One week. I'm a little sad.
Yesterday, packing and cleaning during the day, then to the dojo. A bit of training, then a very nice farewell party.
Senpai Yuka's mother, it turns out, is a bit of a traditional apparel expert; she actually gives classes on wearing kimono. (Yes, it's complicated enough - at least the women's one - that proper wearing is a subject of serious study.) She produced hakama and proceeded to wrap Rob (the Australian sankyu guy who recently arrived and works for KIS) and I up in them. Should be some good photos.
They gave me a Kansai Seido T-shirt, which I think will be the envy of everyone this summer. The Maryland Seido pins I had hoped to give Senpai Kuwa and his family hadn't arrived yet (but I think I can adapt the plan and still get them there), but I gave the dojo the Daruma figure I had brought over. It was my "I want to go to Japan and stay for a good while" Daruma, so this seemed appropriate. I looked up the kanji, for "Nana korobi ya oki" and made a little inscription on the back in Sharpie. Also freed up some space in my luggage by so doing...
A couple of the little girls made cards for me that are so kawaii I can hardly stand it. Will have to take photos of them and include here when I upload to the blog.
I hope to see them all again this fall.
Today, trucked over to Tennoji with a box of books (part one of two) in search of a yuubinkyoku (post office) with the magic "M bag" so I can get the (significantly cheaper) book rate in shipping my mini-library home.
I figured, get to the station, find a wall map, locate the Tennoji post office, and bam! mission accomplished. But when I found the map, there were several POs shown, and none was the Tennoji one. Hmmm. Then I noticed that there was one in the station. Hmmm, probably not the one I want, but maybe I can get info about where the one I want is.
"Sumimasen. Kore wa, hon desu. Koko, M-bag arimasu ka?" Pardon me. This is books. Here, do you have M-bags? At least I hope that's what I asked. Blank look. "Ano...Hon. Special rate. Kaban, hon..." (That's "hon", pronounced "hone", not "hon" as in the Baltimore "hey, hon, how 'bout dem O's?")
After a couple minutes, she pulled out a binder, poured over it, we had a little dialog in my broken Japanese and her much better (but not fluent) English, and figured out that I needed the Tennoji post office - which was near the Shitennoji (mumble mumble) subway stop. So I lugged my box down to the subway, rode up one stop, found a map, and it was smooth from there. Godspeed, my paper friends! See you back home!

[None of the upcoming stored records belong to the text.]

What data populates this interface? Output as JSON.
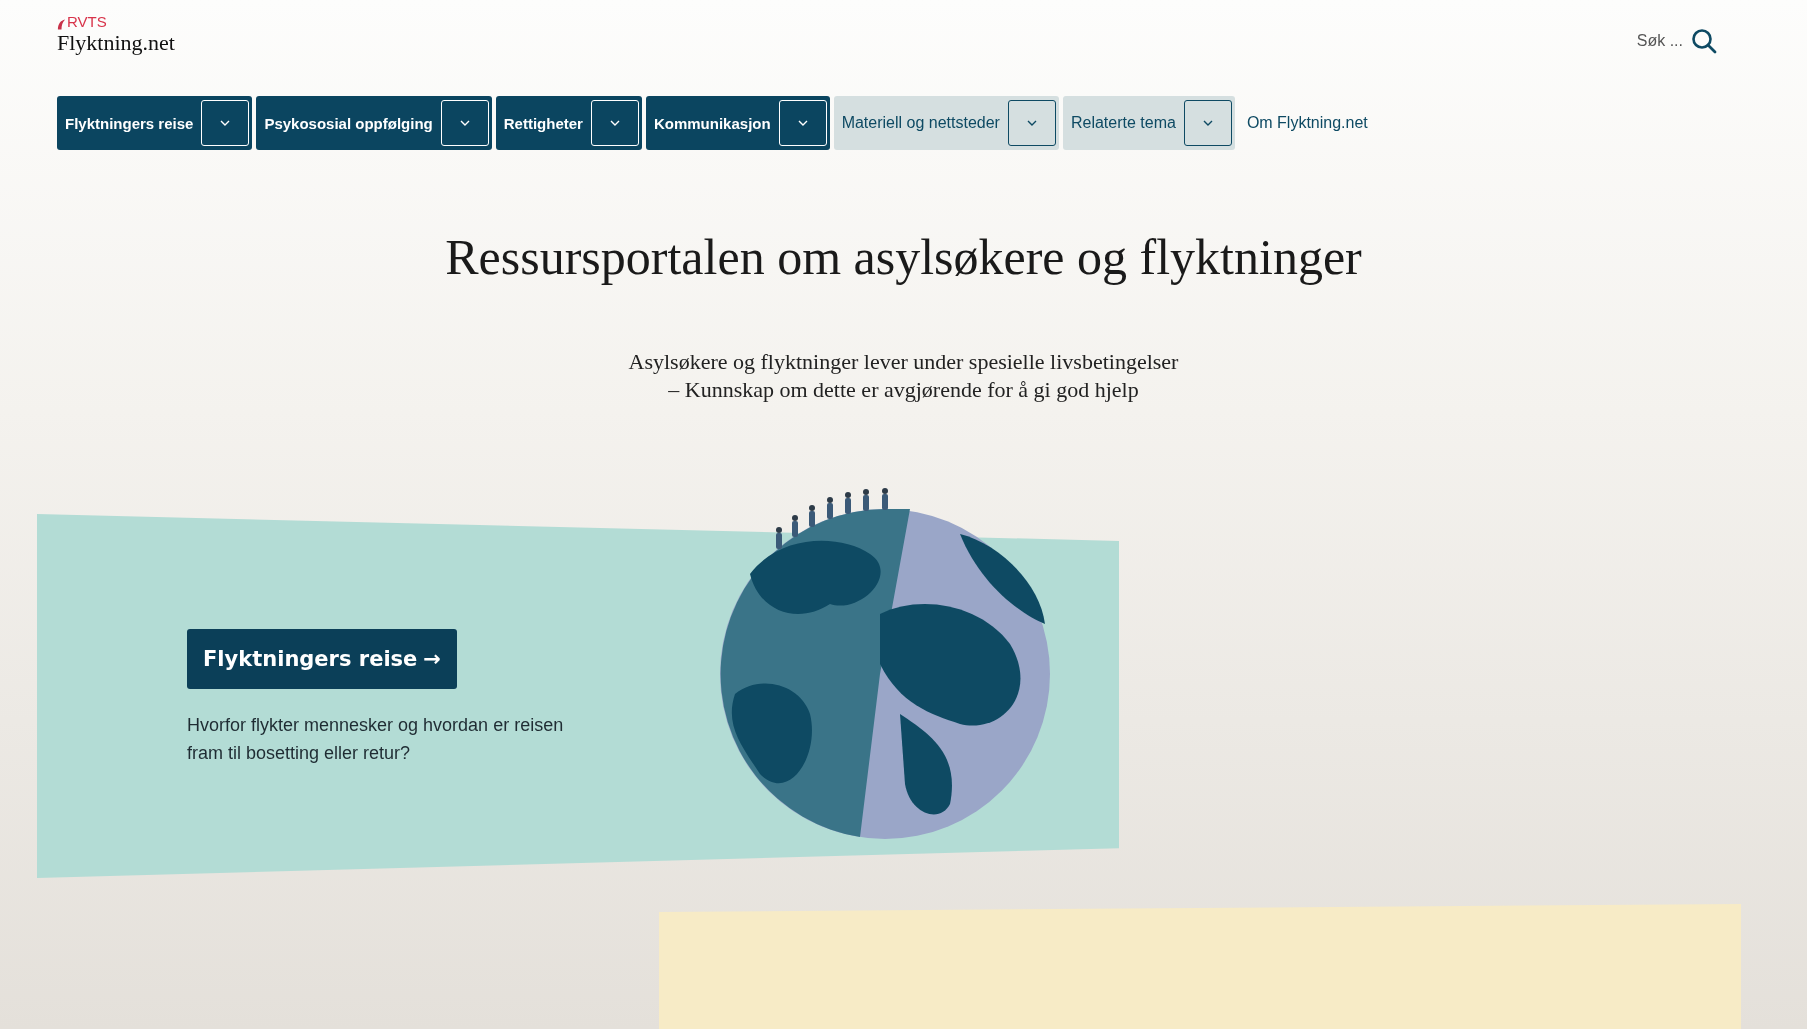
{
  "logo": {
    "mark": "RVTS",
    "name": "Flyktning.net"
  },
  "search": {
    "placeholder": "Søk ..."
  },
  "nav": [
    {
      "label": "Flyktningers reise",
      "kind": "primary"
    },
    {
      "label": "Psykososial oppfølging",
      "kind": "primary"
    },
    {
      "label": "Rettigheter",
      "kind": "primary"
    },
    {
      "label": "Kommunikasjon",
      "kind": "primary"
    },
    {
      "label": "Materiell og nettsteder",
      "kind": "secondary"
    },
    {
      "label": "Relaterte tema",
      "kind": "secondary"
    },
    {
      "label": "Om Flyktning.net",
      "kind": "link"
    }
  ],
  "hero": {
    "title": "Ressursportalen om asylsøkere og flyktninger",
    "subtitle": [
      "Asylsøkere og flyktninger lever under spesielle livsbetingelser",
      "– Kunnskap om dette er avgjørende for å gi god hjelp"
    ]
  },
  "feature": {
    "button": "Flyktningers reise",
    "arrow": "→",
    "text": "Hvorfor flykter mennesker og hvordan er reisen fram til bosetting eller retur?"
  }
}
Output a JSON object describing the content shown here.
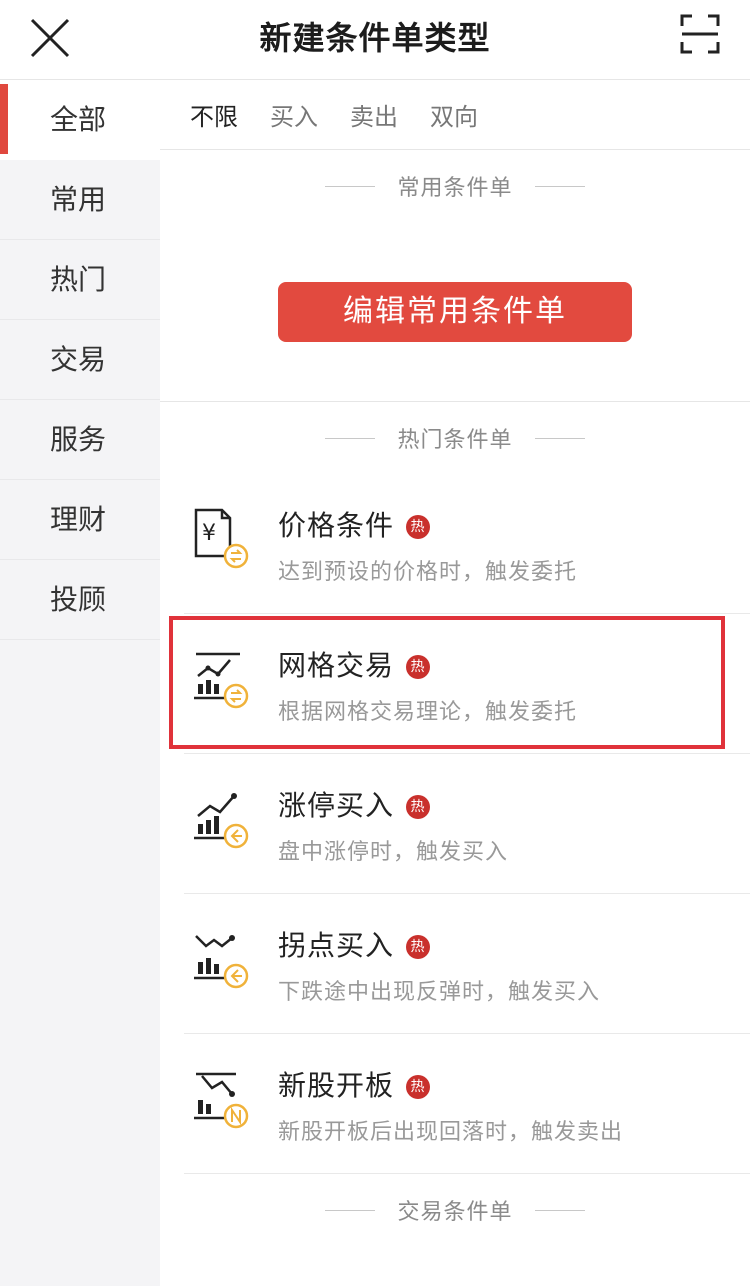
{
  "header": {
    "title": "新建条件单类型"
  },
  "sidebar": {
    "items": [
      {
        "label": "全部"
      },
      {
        "label": "常用"
      },
      {
        "label": "热门"
      },
      {
        "label": "交易"
      },
      {
        "label": "服务"
      },
      {
        "label": "理财"
      },
      {
        "label": "投顾"
      }
    ]
  },
  "filters": [
    {
      "label": "不限"
    },
    {
      "label": "买入"
    },
    {
      "label": "卖出"
    },
    {
      "label": "双向"
    }
  ],
  "sections": {
    "common": {
      "title": "常用条件单",
      "button": "编辑常用条件单"
    },
    "hot": {
      "title": "热门条件单"
    },
    "trade": {
      "title": "交易条件单"
    }
  },
  "hot_badge": "热",
  "items": [
    {
      "name": "价格条件",
      "desc": "达到预设的价格时，触发委托",
      "icon": "price-condition-icon"
    },
    {
      "name": "网格交易",
      "desc": "根据网格交易理论，触发委托",
      "icon": "grid-trading-icon"
    },
    {
      "name": "涨停买入",
      "desc": "盘中涨停时，触发买入",
      "icon": "limit-up-buy-icon"
    },
    {
      "name": "拐点买入",
      "desc": "下跌途中出现反弹时，触发买入",
      "icon": "turning-point-buy-icon"
    },
    {
      "name": "新股开板",
      "desc": "新股开板后出现回落时，触发卖出",
      "icon": "new-stock-open-icon"
    }
  ],
  "colors": {
    "accent": "#e24a3f",
    "badge": "#c9302c",
    "coin": "#f0b23a",
    "highlight": "#e0323a"
  }
}
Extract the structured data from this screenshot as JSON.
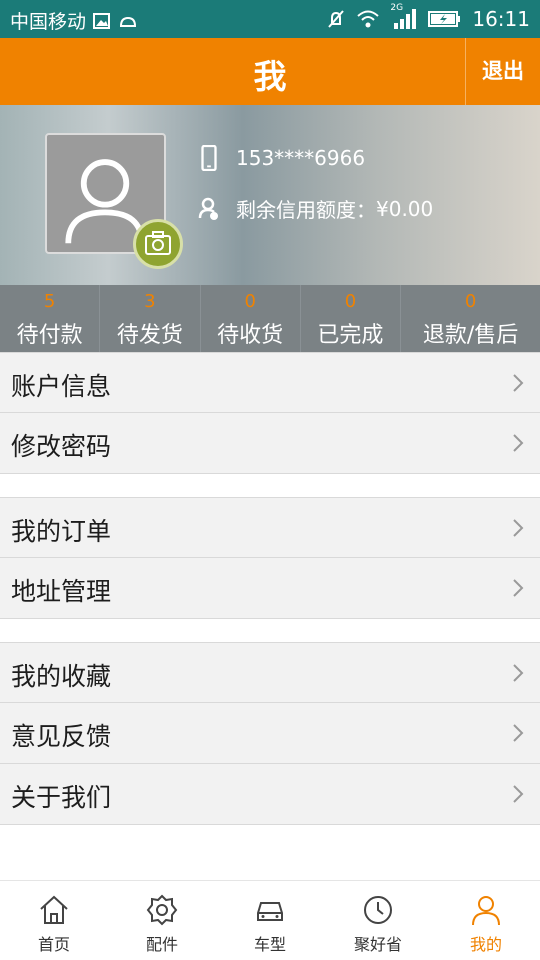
{
  "status_bar": {
    "carrier": "中国移动",
    "network": "2G",
    "time": "16:11"
  },
  "header": {
    "title": "我",
    "logout_label": "退出"
  },
  "profile": {
    "phone": "153****6966",
    "credit_label": "剩余信用额度：",
    "credit_value": "¥0.00"
  },
  "order_counters": [
    {
      "count": "5",
      "label": "待付款"
    },
    {
      "count": "3",
      "label": "待发货"
    },
    {
      "count": "0",
      "label": "待收货"
    },
    {
      "count": "0",
      "label": "已完成"
    },
    {
      "count": "0",
      "label": "退款/售后"
    }
  ],
  "menu": {
    "group1": [
      {
        "label": "账户信息"
      },
      {
        "label": "修改密码"
      }
    ],
    "group2": [
      {
        "label": "我的订单"
      },
      {
        "label": "地址管理"
      }
    ],
    "group3": [
      {
        "label": "我的收藏"
      },
      {
        "label": "意见反馈"
      },
      {
        "label": "关于我们"
      }
    ]
  },
  "bottom_nav": [
    {
      "label": "首页",
      "icon": "home-icon"
    },
    {
      "label": "配件",
      "icon": "gear-icon"
    },
    {
      "label": "车型",
      "icon": "car-icon"
    },
    {
      "label": "聚好省",
      "icon": "clock-icon"
    },
    {
      "label": "我的",
      "icon": "person-icon",
      "active": true
    }
  ],
  "colors": {
    "brand_orange": "#f08200",
    "status_bar": "#1b7b78",
    "camera_green": "#8fa430"
  }
}
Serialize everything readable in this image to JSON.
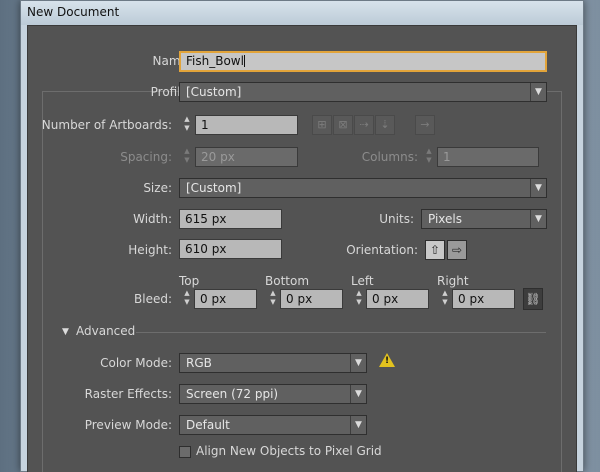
{
  "window": {
    "title": "New Document"
  },
  "form": {
    "name": {
      "label": "Name:",
      "value": "Fish_Bowl"
    },
    "profile": {
      "label": "Profile:",
      "value": "[Custom]"
    },
    "artboards": {
      "label": "Number of Artboards:",
      "value": "1"
    },
    "spacing": {
      "label": "Spacing:",
      "value": "20 px"
    },
    "columns": {
      "label": "Columns:",
      "value": "1"
    },
    "size": {
      "label": "Size:",
      "value": "[Custom]"
    },
    "width": {
      "label": "Width:",
      "value": "615 px"
    },
    "units": {
      "label": "Units:",
      "value": "Pixels"
    },
    "height": {
      "label": "Height:",
      "value": "610 px"
    },
    "orientation": {
      "label": "Orientation:",
      "selected": "portrait"
    },
    "bleed": {
      "label": "Bleed:",
      "top": {
        "label": "Top",
        "value": "0 px"
      },
      "bottom": {
        "label": "Bottom",
        "value": "0 px"
      },
      "left": {
        "label": "Left",
        "value": "0 px"
      },
      "right": {
        "label": "Right",
        "value": "0 px"
      }
    },
    "advanced": {
      "label": "Advanced",
      "expanded": true,
      "color_mode": {
        "label": "Color Mode:",
        "value": "RGB",
        "warning_icon": "warning-icon"
      },
      "raster_effects": {
        "label": "Raster Effects:",
        "value": "Screen (72 ppi)"
      },
      "preview_mode": {
        "label": "Preview Mode:",
        "value": "Default"
      },
      "pixel_grid": {
        "label": "Align New Objects to Pixel Grid",
        "checked": false
      }
    }
  },
  "colors": {
    "panel": "#535353",
    "focus_border": "#e2a43a",
    "warning": "#e2c21e"
  }
}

So we start to close it out here. I had thought about trying to get out to Toyko, but the money and time is short, and it makes more sense to hit it in the fall - come a day early for the tournament, fly into Toyko, see a bit there, get a JR one week or 14 day pass, shinkansen to Nagoya, do the tourney and events., shinkansen to Osaka. (The Jr pass just didn't make sense this time, for longer stay without a specific plan to go here now and there then and know what week or two I'd want to freedom of the JR rails.)
Random note: so, last Saturday, I rode back from Nagoya with Senpai Kuwa, Senpai Masaki, and one of the local students. We rode in a minivan (not sure who's), that had TV screens in both the back and in the dash (common here). After a bit of flipping around, they put on some pro wrestling, which is about the same here as back home, so I got a kick out of that.
Then, a commercial - for a musical. _Hairspray_. Yes, my friends, Baltimore's own John Waters is big in Japan. Makes me proud. B'more, represent!!
Went down to Den-Den town after handling the mail today. Wandered around window shopping, ended up not buying anything except a little omiyage for Joe (think I found something useful and appropriate). But electronics browsing there is quite a thing; I might bring extra cash next time to buy up some used gear and resell back home. (SAL shipping might make this practical.)
So I keep hearing "Tomu Kuruze - Rast Samurai!". (Getting that now as I drink a few at Cinquecento.) Guess I need to see the movie when I get home. A few weeks ago, talking to to some Nihonjin guys at The Cellar about karate, some, of them said "I think you are 'blue eyed samurai'". Which is cool, except of course that I had to point out that my eyes are, in fact, almost as brown as any Nihonjin's.) Still, a nice complement.